One of the things I mentioned carrying in my ATB above is a portfolio. Although I've never been in the Navy and certainly have never been a SEAL, my portfolio has the SEAL's famous trident symbol on it. Why? Because I purchased it from the Naval Special Warfare Foundation, a non-profit organization that supports the surviving family members of SEALs killed in the line of duty. It came with a suitably marked pen which some criminal soul promptly stole when I left my portfolio unattended for a few moments. Since then I've replaced it with a Tactical Defense Pen from Mil-Tac; information below.
My portfolio, although serviceable and well used, doesn't provide any special protections in a threat environment. There are some companies making ballistic portfolios and laptop carry bags, such as the one shown to the right, manufactured from Kevlar and offering Level III ballistic protection. I always knew that the corporate environment could be dangerous, but I always thought it was because of the back-stabbing and toe-stepping that goes on, not the shooting. However, in any of today's urban environments there exists the chance of violence from the criminal element and having a layer of protection from bullets never hurts.
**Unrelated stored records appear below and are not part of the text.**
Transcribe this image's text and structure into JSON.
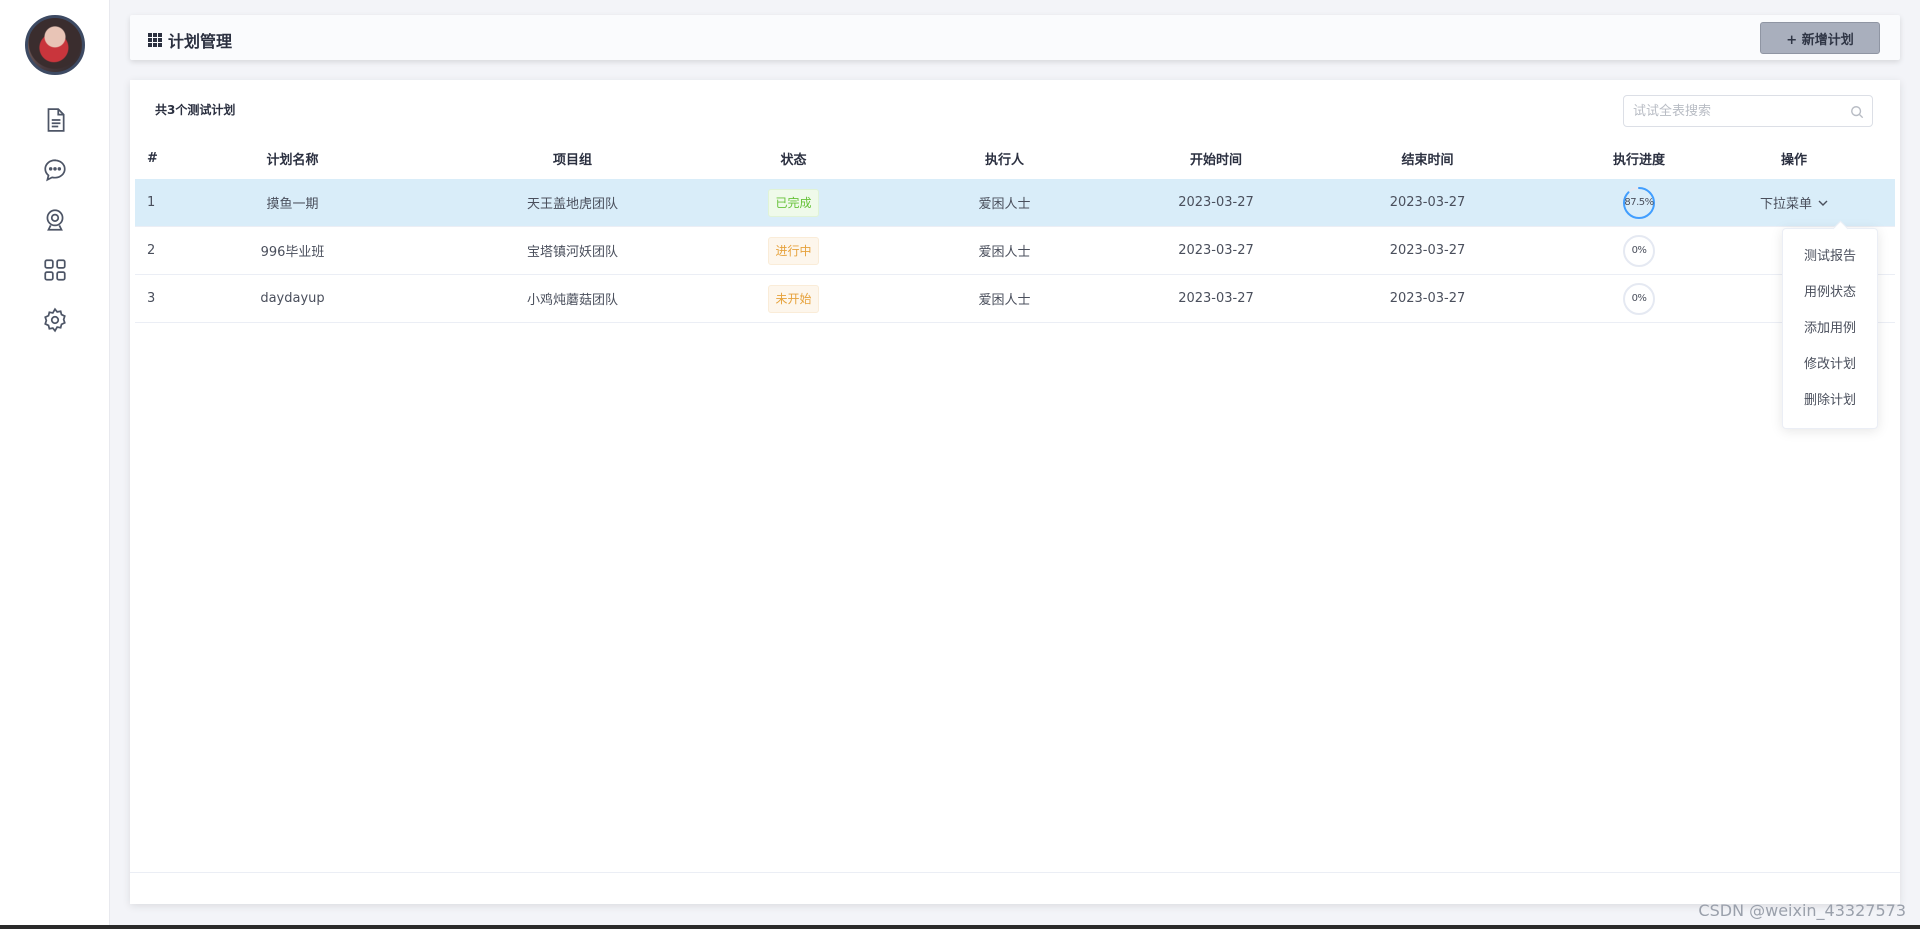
{
  "header": {
    "title": "计划管理",
    "add_button": "+ 新增计划"
  },
  "toolbar": {
    "count_label": "共3个测试计划",
    "search_placeholder": "试试全表搜索"
  },
  "table": {
    "headers": [
      "#",
      "计划名称",
      "项目组",
      "状态",
      "执行人",
      "开始时间",
      "结束时间",
      "执行进度",
      "操作"
    ],
    "rows": [
      {
        "idx": "1",
        "name": "摸鱼一期",
        "group": "天王盖地虎团队",
        "status": "已完成",
        "status_type": "done",
        "executor": "爱困人士",
        "start": "2023-03-27",
        "end": "2023-03-27",
        "progress_text": "87.5%",
        "progress": 0.875,
        "op": "下拉菜单"
      },
      {
        "idx": "2",
        "name": "996毕业班",
        "group": "宝塔镇河妖团队",
        "status": "进行中",
        "status_type": "doing",
        "executor": "爱困人士",
        "start": "2023-03-27",
        "end": "2023-03-27",
        "progress_text": "0%",
        "progress": 0,
        "op": ""
      },
      {
        "idx": "3",
        "name": "daydayup",
        "group": "小鸡炖蘑菇团队",
        "status": "未开始",
        "status_type": "todo",
        "executor": "爱困人士",
        "start": "2023-03-27",
        "end": "2023-03-27",
        "progress_text": "0%",
        "progress": 0,
        "op": ""
      }
    ]
  },
  "dropdown": {
    "items": [
      "测试报告",
      "用例状态",
      "添加用例",
      "修改计划",
      "删除计划"
    ]
  },
  "sidebar": {
    "icons": [
      "document-icon",
      "chat-icon",
      "webcam-icon",
      "apps-icon",
      "settings-icon"
    ]
  },
  "watermark": "CSDN @weixin_43327573",
  "colors": {
    "accent_blue": "#409eff",
    "row_hover": "#d9edf9",
    "success": "#67c23a",
    "warning": "#e6a23c"
  }
}
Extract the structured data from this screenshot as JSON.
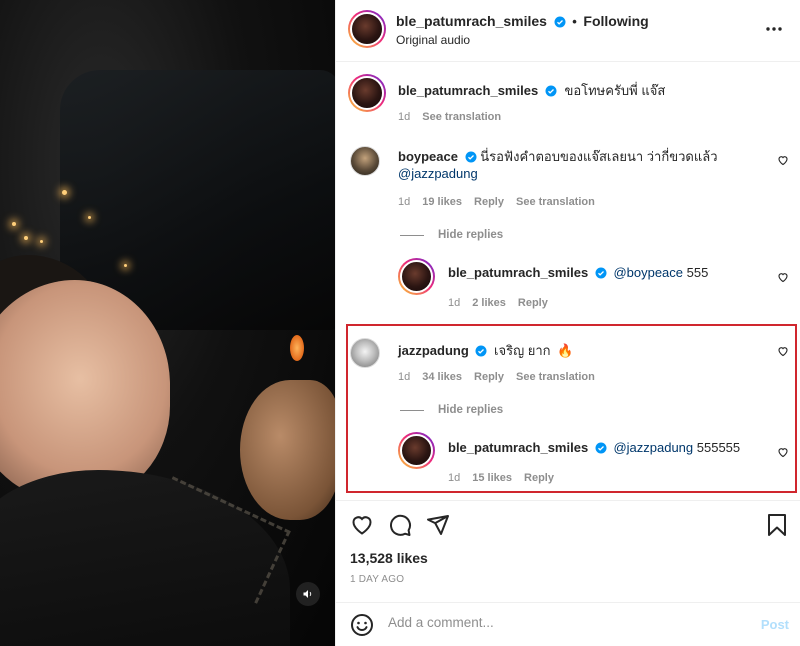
{
  "header": {
    "username": "ble_patumrach_smiles",
    "separator": "•",
    "follow_label": "Following",
    "audio": "Original audio",
    "more_icon": "more-horizontal-icon"
  },
  "caption": {
    "username": "ble_patumrach_smiles",
    "text": "ขอโทษครับพี่ แจ๊ส",
    "time": "1d",
    "see_translation": "See translation"
  },
  "comments": [
    {
      "username": "boypeace",
      "text_line1": "นี่รอฟังคำตอบของแจ๊สเลยนา ว่ากี่ขวดแล้ว",
      "mention": "@jazzpadung",
      "time": "1d",
      "likes": "19 likes",
      "reply": "Reply",
      "see_translation": "See translation",
      "hide_replies": "Hide replies",
      "reply_item": {
        "username": "ble_patumrach_smiles",
        "mention": "@boypeace",
        "text": "555",
        "time": "1d",
        "likes": "2 likes",
        "reply": "Reply"
      }
    },
    {
      "username": "jazzpadung",
      "text": "เจริญ ยาก",
      "emoji": "🔥",
      "time": "1d",
      "likes": "34 likes",
      "reply": "Reply",
      "see_translation": "See translation",
      "hide_replies": "Hide replies",
      "reply_item": {
        "username": "ble_patumrach_smiles",
        "mention": "@jazzpadung",
        "text": "555555",
        "time": "1d",
        "likes": "15 likes",
        "reply": "Reply"
      }
    }
  ],
  "stats": {
    "likes": "13,528 likes",
    "date": "1 DAY AGO"
  },
  "composer": {
    "placeholder": "Add a comment...",
    "post_label": "Post"
  },
  "colors": {
    "verified": "#0095f6",
    "highlight_border": "#d0262e",
    "post_disabled": "#b2dffc"
  }
}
A variation on this theme is the ballistic clipboard. When police officers - and many administrators - do their job, they quite often find themselves holding a clipboard to write reports, take notes, etc. The ballistic clipboard shown offers another layer of potential protection from gunfire, and it incorporates that protection into an item frequently found in your hand anyway. I should note that if you put one of these clipboards, or one of the portfolios described above into your BlackHawk Advanced Tactical Bag, then the bag--typically hanging over your shoulder at waist height or slightly higher--becomes a ballistic barrier. Not that the bag has any ballistic properties, but when the contents do then you're carrying around a compact shield.
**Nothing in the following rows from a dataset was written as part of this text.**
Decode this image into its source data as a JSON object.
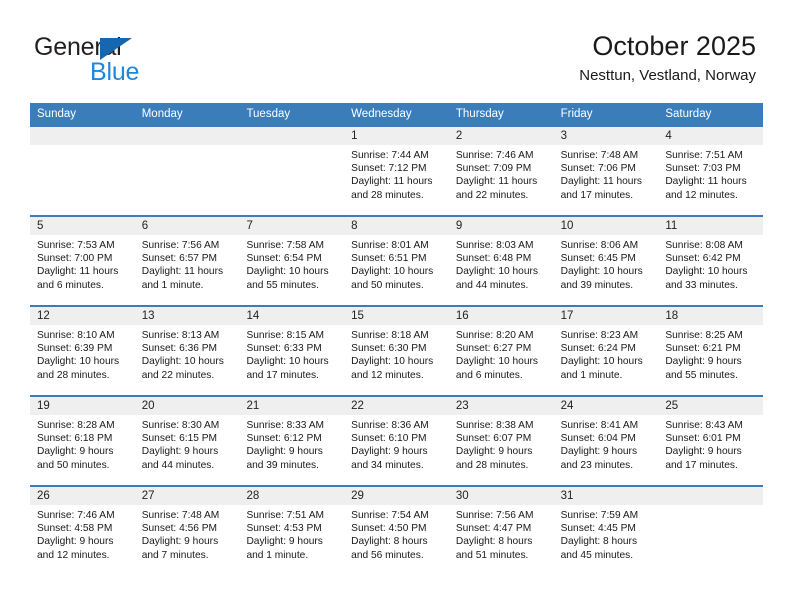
{
  "brand": {
    "name_part1": "General",
    "name_part2": "Blue",
    "accent_color": "#1f87d8",
    "triangle_color": "#1666b0"
  },
  "header": {
    "title": "October 2025",
    "subtitle": "Nesttun, Vestland, Norway"
  },
  "calendar": {
    "header_color": "#3a7dba",
    "weekdays": [
      "Sunday",
      "Monday",
      "Tuesday",
      "Wednesday",
      "Thursday",
      "Friday",
      "Saturday"
    ],
    "weeks": [
      [
        {
          "date": "",
          "sunrise": "",
          "sunset": "",
          "daylight_line1": "",
          "daylight_line2": ""
        },
        {
          "date": "",
          "sunrise": "",
          "sunset": "",
          "daylight_line1": "",
          "daylight_line2": ""
        },
        {
          "date": "",
          "sunrise": "",
          "sunset": "",
          "daylight_line1": "",
          "daylight_line2": ""
        },
        {
          "date": "1",
          "sunrise": "Sunrise: 7:44 AM",
          "sunset": "Sunset: 7:12 PM",
          "daylight_line1": "Daylight: 11 hours",
          "daylight_line2": "and 28 minutes."
        },
        {
          "date": "2",
          "sunrise": "Sunrise: 7:46 AM",
          "sunset": "Sunset: 7:09 PM",
          "daylight_line1": "Daylight: 11 hours",
          "daylight_line2": "and 22 minutes."
        },
        {
          "date": "3",
          "sunrise": "Sunrise: 7:48 AM",
          "sunset": "Sunset: 7:06 PM",
          "daylight_line1": "Daylight: 11 hours",
          "daylight_line2": "and 17 minutes."
        },
        {
          "date": "4",
          "sunrise": "Sunrise: 7:51 AM",
          "sunset": "Sunset: 7:03 PM",
          "daylight_line1": "Daylight: 11 hours",
          "daylight_line2": "and 12 minutes."
        }
      ],
      [
        {
          "date": "5",
          "sunrise": "Sunrise: 7:53 AM",
          "sunset": "Sunset: 7:00 PM",
          "daylight_line1": "Daylight: 11 hours",
          "daylight_line2": "and 6 minutes."
        },
        {
          "date": "6",
          "sunrise": "Sunrise: 7:56 AM",
          "sunset": "Sunset: 6:57 PM",
          "daylight_line1": "Daylight: 11 hours",
          "daylight_line2": "and 1 minute."
        },
        {
          "date": "7",
          "sunrise": "Sunrise: 7:58 AM",
          "sunset": "Sunset: 6:54 PM",
          "daylight_line1": "Daylight: 10 hours",
          "daylight_line2": "and 55 minutes."
        },
        {
          "date": "8",
          "sunrise": "Sunrise: 8:01 AM",
          "sunset": "Sunset: 6:51 PM",
          "daylight_line1": "Daylight: 10 hours",
          "daylight_line2": "and 50 minutes."
        },
        {
          "date": "9",
          "sunrise": "Sunrise: 8:03 AM",
          "sunset": "Sunset: 6:48 PM",
          "daylight_line1": "Daylight: 10 hours",
          "daylight_line2": "and 44 minutes."
        },
        {
          "date": "10",
          "sunrise": "Sunrise: 8:06 AM",
          "sunset": "Sunset: 6:45 PM",
          "daylight_line1": "Daylight: 10 hours",
          "daylight_line2": "and 39 minutes."
        },
        {
          "date": "11",
          "sunrise": "Sunrise: 8:08 AM",
          "sunset": "Sunset: 6:42 PM",
          "daylight_line1": "Daylight: 10 hours",
          "daylight_line2": "and 33 minutes."
        }
      ],
      [
        {
          "date": "12",
          "sunrise": "Sunrise: 8:10 AM",
          "sunset": "Sunset: 6:39 PM",
          "daylight_line1": "Daylight: 10 hours",
          "daylight_line2": "and 28 minutes."
        },
        {
          "date": "13",
          "sunrise": "Sunrise: 8:13 AM",
          "sunset": "Sunset: 6:36 PM",
          "daylight_line1": "Daylight: 10 hours",
          "daylight_line2": "and 22 minutes."
        },
        {
          "date": "14",
          "sunrise": "Sunrise: 8:15 AM",
          "sunset": "Sunset: 6:33 PM",
          "daylight_line1": "Daylight: 10 hours",
          "daylight_line2": "and 17 minutes."
        },
        {
          "date": "15",
          "sunrise": "Sunrise: 8:18 AM",
          "sunset": "Sunset: 6:30 PM",
          "daylight_line1": "Daylight: 10 hours",
          "daylight_line2": "and 12 minutes."
        },
        {
          "date": "16",
          "sunrise": "Sunrise: 8:20 AM",
          "sunset": "Sunset: 6:27 PM",
          "daylight_line1": "Daylight: 10 hours",
          "daylight_line2": "and 6 minutes."
        },
        {
          "date": "17",
          "sunrise": "Sunrise: 8:23 AM",
          "sunset": "Sunset: 6:24 PM",
          "daylight_line1": "Daylight: 10 hours",
          "daylight_line2": "and 1 minute."
        },
        {
          "date": "18",
          "sunrise": "Sunrise: 8:25 AM",
          "sunset": "Sunset: 6:21 PM",
          "daylight_line1": "Daylight: 9 hours",
          "daylight_line2": "and 55 minutes."
        }
      ],
      [
        {
          "date": "19",
          "sunrise": "Sunrise: 8:28 AM",
          "sunset": "Sunset: 6:18 PM",
          "daylight_line1": "Daylight: 9 hours",
          "daylight_line2": "and 50 minutes."
        },
        {
          "date": "20",
          "sunrise": "Sunrise: 8:30 AM",
          "sunset": "Sunset: 6:15 PM",
          "daylight_line1": "Daylight: 9 hours",
          "daylight_line2": "and 44 minutes."
        },
        {
          "date": "21",
          "sunrise": "Sunrise: 8:33 AM",
          "sunset": "Sunset: 6:12 PM",
          "daylight_line1": "Daylight: 9 hours",
          "daylight_line2": "and 39 minutes."
        },
        {
          "date": "22",
          "sunrise": "Sunrise: 8:36 AM",
          "sunset": "Sunset: 6:10 PM",
          "daylight_line1": "Daylight: 9 hours",
          "daylight_line2": "and 34 minutes."
        },
        {
          "date": "23",
          "sunrise": "Sunrise: 8:38 AM",
          "sunset": "Sunset: 6:07 PM",
          "daylight_line1": "Daylight: 9 hours",
          "daylight_line2": "and 28 minutes."
        },
        {
          "date": "24",
          "sunrise": "Sunrise: 8:41 AM",
          "sunset": "Sunset: 6:04 PM",
          "daylight_line1": "Daylight: 9 hours",
          "daylight_line2": "and 23 minutes."
        },
        {
          "date": "25",
          "sunrise": "Sunrise: 8:43 AM",
          "sunset": "Sunset: 6:01 PM",
          "daylight_line1": "Daylight: 9 hours",
          "daylight_line2": "and 17 minutes."
        }
      ],
      [
        {
          "date": "26",
          "sunrise": "Sunrise: 7:46 AM",
          "sunset": "Sunset: 4:58 PM",
          "daylight_line1": "Daylight: 9 hours",
          "daylight_line2": "and 12 minutes."
        },
        {
          "date": "27",
          "sunrise": "Sunrise: 7:48 AM",
          "sunset": "Sunset: 4:56 PM",
          "daylight_line1": "Daylight: 9 hours",
          "daylight_line2": "and 7 minutes."
        },
        {
          "date": "28",
          "sunrise": "Sunrise: 7:51 AM",
          "sunset": "Sunset: 4:53 PM",
          "daylight_line1": "Daylight: 9 hours",
          "daylight_line2": "and 1 minute."
        },
        {
          "date": "29",
          "sunrise": "Sunrise: 7:54 AM",
          "sunset": "Sunset: 4:50 PM",
          "daylight_line1": "Daylight: 8 hours",
          "daylight_line2": "and 56 minutes."
        },
        {
          "date": "30",
          "sunrise": "Sunrise: 7:56 AM",
          "sunset": "Sunset: 4:47 PM",
          "daylight_line1": "Daylight: 8 hours",
          "daylight_line2": "and 51 minutes."
        },
        {
          "date": "31",
          "sunrise": "Sunrise: 7:59 AM",
          "sunset": "Sunset: 4:45 PM",
          "daylight_line1": "Daylight: 8 hours",
          "daylight_line2": "and 45 minutes."
        },
        {
          "date": "",
          "sunrise": "",
          "sunset": "",
          "daylight_line1": "",
          "daylight_line2": ""
        }
      ]
    ]
  }
}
That brings me to the Tactical Defense Pen. Now, I've seen the Jason Bourne movies and the fight scene where he uses a good old fashioned plastic Bic pen as a weapon. Cool stuff--unless you're the guy who ends up with the pen stuck in his hand between the middle and ring fingers. But is there a pen designed and better suited for such use? Yes: the Tactical Defense Pen (TDP) from Mil-Tac. Made of aircraft aluminum and designed not as a pen that you can use as a weapon, but as a weapon that also happens to write, the TDP even looks fairly stylish. I keep waiting for Mil-Tac to start engraving them with company logos. Of course, they'll never be used as promotional items unless a company simply doesn't have anything better to do with their money--the TDP costs too much for that. But it can be used as a stylus, and it does write very well. Closed or open with the cap stuck on the back end, this pen makes an excellent stabbing weapon and/or pressure point tool. Closed, the pointed end also serves as an excellent impact tool that allows strength sufficient to break/crack flat bones or penetrate flesh.
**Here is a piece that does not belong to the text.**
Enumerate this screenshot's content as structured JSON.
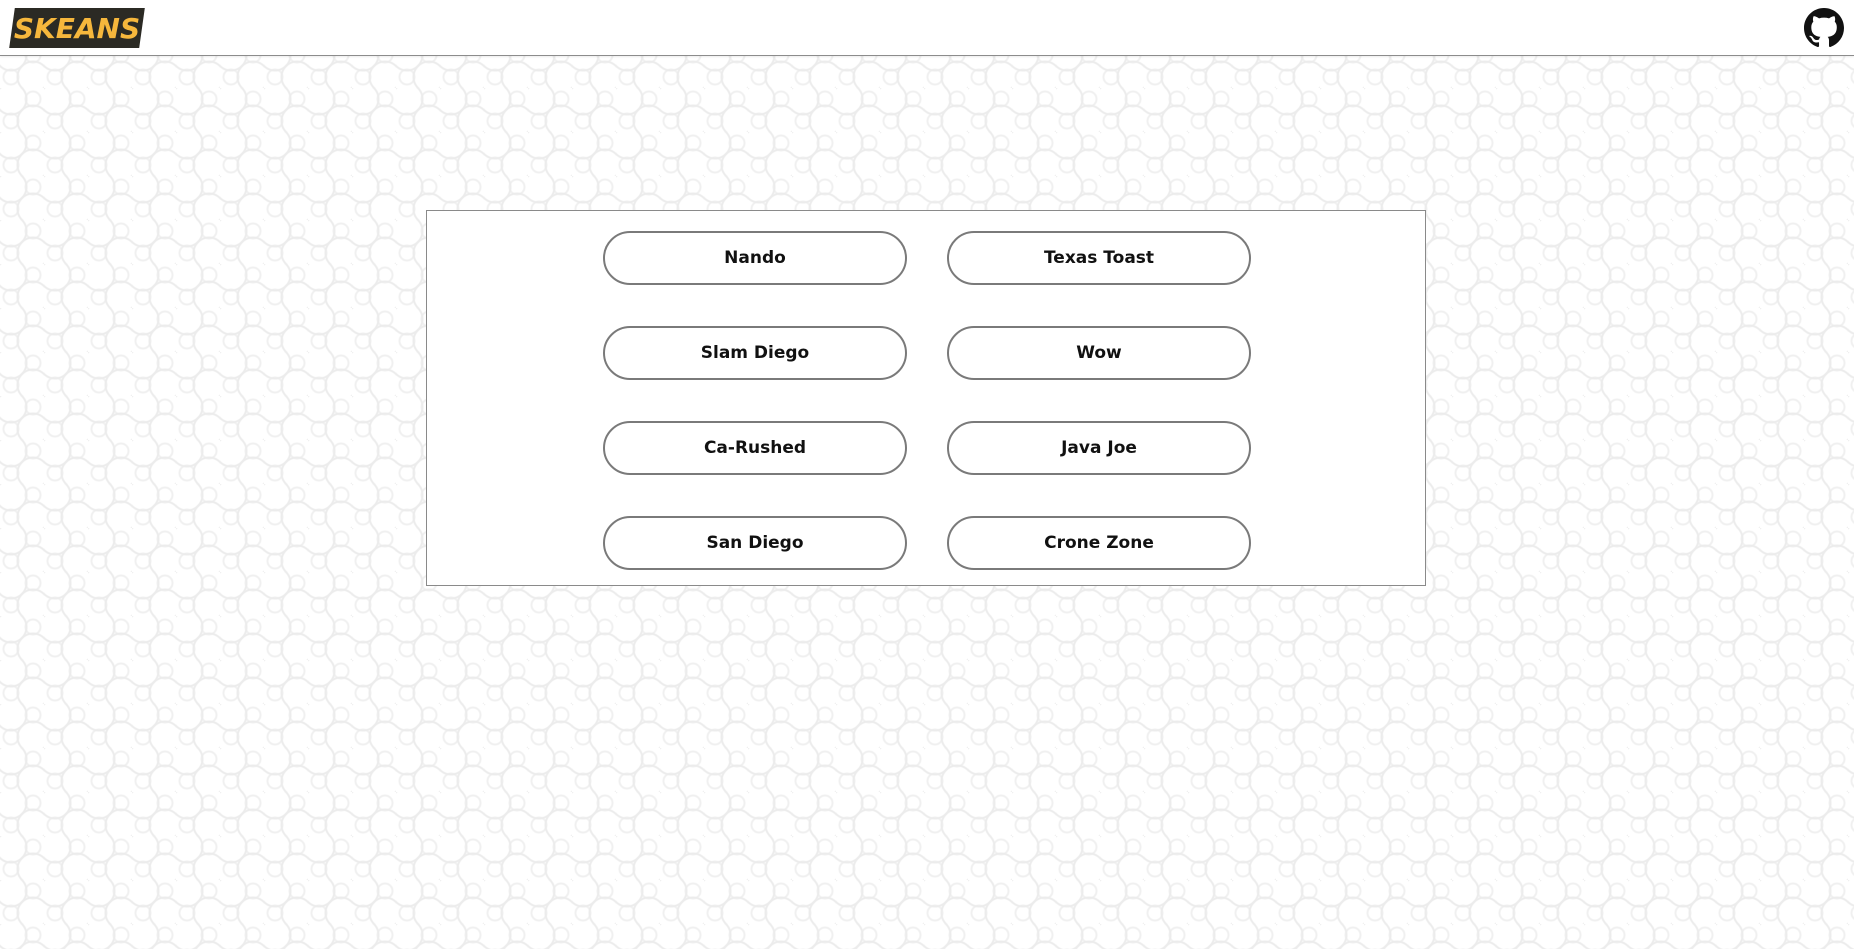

For all that, it's just a pen. It's easily carried and used in every environment without causing any alarm. It's available in several colors and actually does write very well. Unlike some of the older ball point pens that seem to streak here and there, leaving white gaps in your blue or black lines, the TDP writes without such breaks.
These are just a few items you can carry in the business environment that allow you to be prepared for threats we never anticipate but that somehow tend to erupt when least expected.